The process of finding a home also comes with its own inconsistencies that may change what you imagined the process and outcome to be. If your efforts have not yet been rewarded, try using some old-fashion real estate advice to revitalize your endeavors towards homeownership.
Certainly, one of the biggest obstacles in our current market is an overall lack of inventory, plus an unprecedented number of buyers who are ready, willing, and able to make their move as soon as another desirable property comes available. Those who are aiming for real estate in the Mt. Washington Valley and vicinity are looking for either primary living or vacationing, so we have double the interest, thus creating an urgency of buyers searching for the Valley’s lifestyle. It’s no wonder there are frustrations experienced by buyers who have lost out, sometimes multiple times, and in bidding wars beyond the listing price.
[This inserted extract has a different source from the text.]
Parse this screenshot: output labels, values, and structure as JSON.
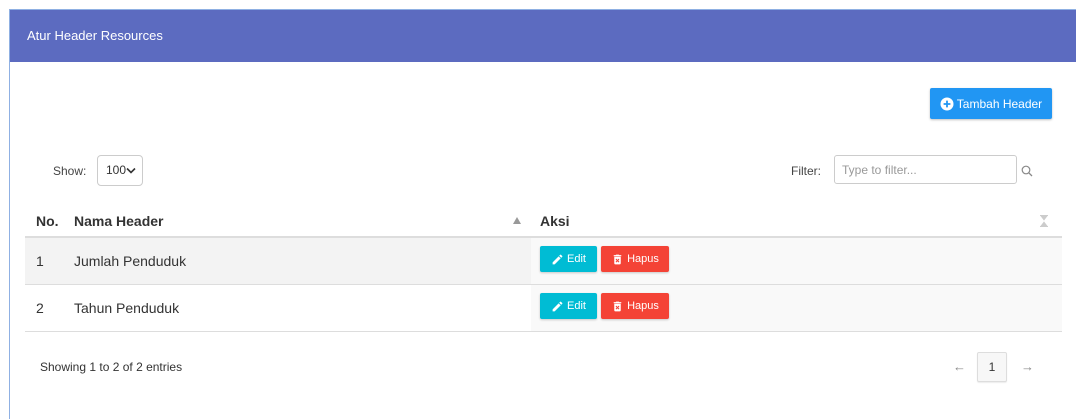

In asking “why,” you might find out that being together as a family and having a place for extended family and friends to visit is actually much more important than having that mountain view you had been searching for.
Getting back to real estate basics may allow you to regain some control and find more joy and meaning in the outcome. Often overlooked in the frenzy of searching and competing for a property is to ask yourself: what are the most important things that you want in your next home? Each member of the family (yes, kids too!) should list their wants and circle their top choices. Then take the time to ask each other “why” that specific feature is important, and really listen to hear the reasons behind the desires. Even after the “why” has been answered, dig deeper to find out what it would mean to them if those needs were met. Next, identify any commonalities and talk about ways that your family might be able to tweak some of those ideas to achieve the basics on your new list. You may be surprised to find that what you thought you were looking for in a home is somewhat different with this perspective, which could open up your search parameters to include homes that you had not previously given much thought to.
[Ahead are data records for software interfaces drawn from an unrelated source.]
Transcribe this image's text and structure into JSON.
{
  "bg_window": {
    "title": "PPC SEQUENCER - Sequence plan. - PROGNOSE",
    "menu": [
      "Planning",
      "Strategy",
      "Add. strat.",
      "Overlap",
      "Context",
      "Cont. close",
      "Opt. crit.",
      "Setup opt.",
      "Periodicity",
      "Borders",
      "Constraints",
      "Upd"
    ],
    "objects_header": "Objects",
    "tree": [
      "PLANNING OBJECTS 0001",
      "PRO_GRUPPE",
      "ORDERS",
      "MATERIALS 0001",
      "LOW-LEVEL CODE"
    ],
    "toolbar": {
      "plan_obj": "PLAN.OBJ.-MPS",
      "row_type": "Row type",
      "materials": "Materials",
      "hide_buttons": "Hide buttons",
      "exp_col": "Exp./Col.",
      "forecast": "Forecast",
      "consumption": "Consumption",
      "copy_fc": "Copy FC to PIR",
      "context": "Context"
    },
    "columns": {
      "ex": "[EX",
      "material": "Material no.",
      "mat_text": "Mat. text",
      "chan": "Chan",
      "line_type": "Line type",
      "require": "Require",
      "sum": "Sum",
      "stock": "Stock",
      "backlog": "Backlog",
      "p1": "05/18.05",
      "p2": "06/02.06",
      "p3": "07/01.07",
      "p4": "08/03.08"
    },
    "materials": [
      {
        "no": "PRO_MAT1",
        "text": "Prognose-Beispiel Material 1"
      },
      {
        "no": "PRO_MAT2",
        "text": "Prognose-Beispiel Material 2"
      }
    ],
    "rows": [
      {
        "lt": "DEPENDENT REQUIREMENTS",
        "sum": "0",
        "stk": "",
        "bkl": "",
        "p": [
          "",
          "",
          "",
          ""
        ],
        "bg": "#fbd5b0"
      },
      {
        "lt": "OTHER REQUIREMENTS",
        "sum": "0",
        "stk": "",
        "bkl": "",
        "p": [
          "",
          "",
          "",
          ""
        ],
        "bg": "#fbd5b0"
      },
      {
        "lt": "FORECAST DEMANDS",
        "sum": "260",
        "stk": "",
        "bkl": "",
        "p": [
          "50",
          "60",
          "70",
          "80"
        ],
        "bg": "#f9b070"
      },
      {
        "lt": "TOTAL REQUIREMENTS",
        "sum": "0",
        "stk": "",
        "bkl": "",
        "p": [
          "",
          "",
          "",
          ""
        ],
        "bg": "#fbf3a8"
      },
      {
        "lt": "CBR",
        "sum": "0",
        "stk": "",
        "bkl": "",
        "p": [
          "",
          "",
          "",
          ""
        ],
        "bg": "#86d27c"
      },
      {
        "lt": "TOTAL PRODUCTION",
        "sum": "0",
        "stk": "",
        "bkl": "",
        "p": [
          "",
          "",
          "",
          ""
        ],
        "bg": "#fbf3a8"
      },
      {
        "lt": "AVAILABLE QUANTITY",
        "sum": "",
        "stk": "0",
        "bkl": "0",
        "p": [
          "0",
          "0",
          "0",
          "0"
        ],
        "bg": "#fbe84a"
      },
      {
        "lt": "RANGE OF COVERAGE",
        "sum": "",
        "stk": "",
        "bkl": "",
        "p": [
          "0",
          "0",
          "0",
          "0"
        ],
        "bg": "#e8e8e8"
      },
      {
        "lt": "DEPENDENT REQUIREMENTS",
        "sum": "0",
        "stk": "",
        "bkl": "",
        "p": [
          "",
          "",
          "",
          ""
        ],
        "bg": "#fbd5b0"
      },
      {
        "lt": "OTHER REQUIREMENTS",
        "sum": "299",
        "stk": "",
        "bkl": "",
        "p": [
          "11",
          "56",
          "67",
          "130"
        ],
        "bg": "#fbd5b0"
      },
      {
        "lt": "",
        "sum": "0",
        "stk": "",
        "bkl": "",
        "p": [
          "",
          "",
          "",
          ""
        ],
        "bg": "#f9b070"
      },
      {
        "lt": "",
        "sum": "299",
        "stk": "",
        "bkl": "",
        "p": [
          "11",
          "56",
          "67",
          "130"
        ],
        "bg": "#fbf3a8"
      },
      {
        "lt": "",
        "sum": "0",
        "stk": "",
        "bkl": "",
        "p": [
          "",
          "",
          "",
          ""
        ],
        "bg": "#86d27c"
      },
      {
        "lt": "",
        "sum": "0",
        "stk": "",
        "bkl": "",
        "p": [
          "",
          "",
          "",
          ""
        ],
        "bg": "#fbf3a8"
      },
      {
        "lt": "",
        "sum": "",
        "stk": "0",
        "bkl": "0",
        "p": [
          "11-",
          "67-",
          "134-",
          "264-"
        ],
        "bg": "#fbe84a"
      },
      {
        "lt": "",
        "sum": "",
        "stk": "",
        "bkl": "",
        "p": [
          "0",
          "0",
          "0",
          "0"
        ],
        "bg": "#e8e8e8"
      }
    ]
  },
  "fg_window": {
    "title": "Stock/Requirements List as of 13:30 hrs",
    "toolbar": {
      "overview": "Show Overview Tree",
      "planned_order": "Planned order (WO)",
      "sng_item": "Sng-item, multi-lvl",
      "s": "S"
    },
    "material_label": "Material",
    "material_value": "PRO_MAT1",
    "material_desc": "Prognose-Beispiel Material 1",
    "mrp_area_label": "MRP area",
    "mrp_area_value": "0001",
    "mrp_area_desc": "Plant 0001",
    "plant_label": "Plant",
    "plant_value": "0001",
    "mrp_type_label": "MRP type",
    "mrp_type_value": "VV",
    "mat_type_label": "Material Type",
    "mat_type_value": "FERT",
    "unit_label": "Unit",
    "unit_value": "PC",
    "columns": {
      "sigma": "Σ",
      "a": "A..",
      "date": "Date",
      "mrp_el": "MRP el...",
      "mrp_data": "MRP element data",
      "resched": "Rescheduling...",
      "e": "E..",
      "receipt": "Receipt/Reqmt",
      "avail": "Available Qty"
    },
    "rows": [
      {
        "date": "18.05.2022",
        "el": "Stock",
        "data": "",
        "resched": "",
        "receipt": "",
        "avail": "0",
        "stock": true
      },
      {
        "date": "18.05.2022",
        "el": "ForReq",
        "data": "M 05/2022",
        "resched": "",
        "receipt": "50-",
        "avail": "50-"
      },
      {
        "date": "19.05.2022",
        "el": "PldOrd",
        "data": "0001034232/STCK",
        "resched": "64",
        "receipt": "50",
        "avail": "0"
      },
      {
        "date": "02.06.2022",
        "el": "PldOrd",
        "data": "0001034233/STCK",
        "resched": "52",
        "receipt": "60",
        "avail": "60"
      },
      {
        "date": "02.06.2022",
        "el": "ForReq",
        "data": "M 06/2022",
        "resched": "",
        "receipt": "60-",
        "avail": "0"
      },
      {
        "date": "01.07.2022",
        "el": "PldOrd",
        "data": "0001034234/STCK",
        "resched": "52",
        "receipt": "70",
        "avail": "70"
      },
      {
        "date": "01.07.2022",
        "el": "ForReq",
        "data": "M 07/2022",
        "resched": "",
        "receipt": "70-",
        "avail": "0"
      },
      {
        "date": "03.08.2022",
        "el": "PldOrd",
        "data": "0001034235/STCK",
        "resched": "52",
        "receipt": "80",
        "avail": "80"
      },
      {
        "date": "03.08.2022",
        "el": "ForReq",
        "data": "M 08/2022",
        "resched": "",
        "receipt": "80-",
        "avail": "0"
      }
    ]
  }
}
Often overlooked in the frenzy of searching and competing for a property is to ask yourself: what are the most important things that you want in your next home?
For instance, in asking “why,” you might find out that being together as a family and having a place for extended family and friends to visit is actually much more important than having that mountain view you had been searching for. Maybe being a part of a smaller community with access to a wonderful school system will open the door to crossing town or state borders, and may ultimately be more important than the updated kitchen or that two-car, attached garage you were expecting to find. In other words, what may have been highest on your list of wants, before this exercise, might be replaced by a shorter list of your real needs. With this new outlook, discuss any changes in your search parameters with your local real estate advisor and begin to utilize this clarity to open new doors (quite literally).
Remember that most homes can be changed to create the lifestyle you desire—and there are homes on the market right now, or coming soon, that may have been overlooked because of their age, design, condition, size, or amenities. From personal experience, enhancements and a little extra vision created a new delightful home from a very basic one; a small 1970s ranch became a beautiful two-story colonial with a full, finished basement, farmers and screen porches, patio, mudroom, and a two-car, attached garage.
With this new outlook, discuss any changes in your search parameters with your local real estate advisor and begin to utilize this clarity to open new doors (quite literally).
Tweak some of your expectations, include what your family values most, and add patience and persistence to this winning recipe of finding, creating, moving, and enjoying your new abode.